◆ STUDY MATERIAL
——
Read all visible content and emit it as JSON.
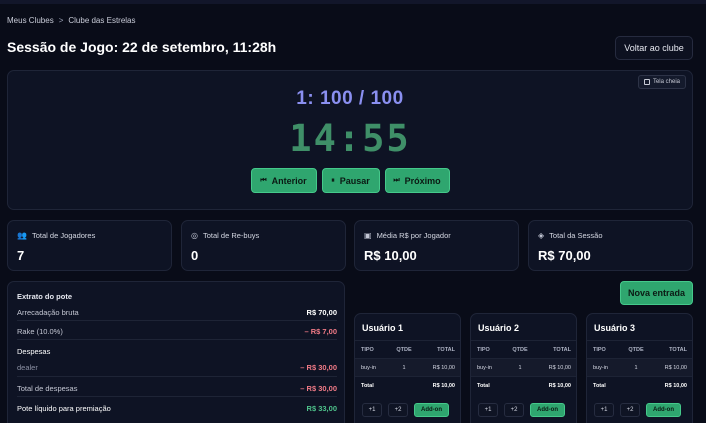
{
  "breadcrumb": {
    "root": "Meus Clubes",
    "separator": ">",
    "current": "Clube das Estrelas"
  },
  "header": {
    "title": "Sessão de Jogo: 22 de setembro, 11:28h",
    "back_label": "Voltar ao clube"
  },
  "timer": {
    "fullscreen_label": "Tela cheia",
    "blinds": "1: 100 / 100",
    "clock": "14:55",
    "prev_label": "Anterior",
    "pause_label": "Pausar",
    "next_label": "Próximo"
  },
  "stats": [
    {
      "label": "Total de Jogadores",
      "value": "7",
      "icon": "users-icon"
    },
    {
      "label": "Total de Re-buys",
      "value": "0",
      "icon": "coins-icon"
    },
    {
      "label": "Média R$ por Jogador",
      "value": "R$ 10,00",
      "icon": "wallet-icon"
    },
    {
      "label": "Total da Sessão",
      "value": "R$ 70,00",
      "icon": "tag-icon"
    }
  ],
  "pot": {
    "title": "Extrato do pote",
    "gross_label": "Arrecadação bruta",
    "gross_value": "R$ 70,00",
    "rake_label": "Rake (10.0%)",
    "rake_value": "– R$ 7,00",
    "expenses_label": "Despesas",
    "dealer_label": "dealer",
    "dealer_value": "– R$ 30,00",
    "total_expenses_label": "Total de despesas",
    "total_expenses_value": "– R$ 30,00",
    "net_label": "Pote líquido para premiação",
    "net_value": "R$ 33,00"
  },
  "new_entry_label": "Nova entrada",
  "table_headers": {
    "type": "TIPO",
    "qty": "QTDE",
    "total": "TOTAL"
  },
  "users": [
    {
      "name": "Usuário 1",
      "row": {
        "type": "buy-in",
        "qty": "1",
        "total": "R$ 10,00"
      },
      "total_label": "Total",
      "total_value": "R$ 10,00",
      "plus1": "+1",
      "plus2": "+2",
      "addon": "Add-on"
    },
    {
      "name": "Usuário 2",
      "row": {
        "type": "buy-in",
        "qty": "1",
        "total": "R$ 10,00"
      },
      "total_label": "Total",
      "total_value": "R$ 10,00",
      "plus1": "+1",
      "plus2": "+2",
      "addon": "Add-on"
    },
    {
      "name": "Usuário 3",
      "row": {
        "type": "buy-in",
        "qty": "1",
        "total": "R$ 10,00"
      },
      "total_label": "Total",
      "total_value": "R$ 10,00",
      "plus1": "+1",
      "plus2": "+2",
      "addon": "Add-on"
    }
  ],
  "colors": {
    "accent": "#2fa66f",
    "clock": "#3f8f68",
    "blinds": "#8a8ff0",
    "negative": "#f07a86",
    "positive": "#4ec28b",
    "background": "#090c18"
  }
}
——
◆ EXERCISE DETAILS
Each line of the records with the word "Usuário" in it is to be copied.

◆ RESPONSE
      "name": "Usuário 1",
      "name": "Usuário 2",
      "name": "Usuário 3",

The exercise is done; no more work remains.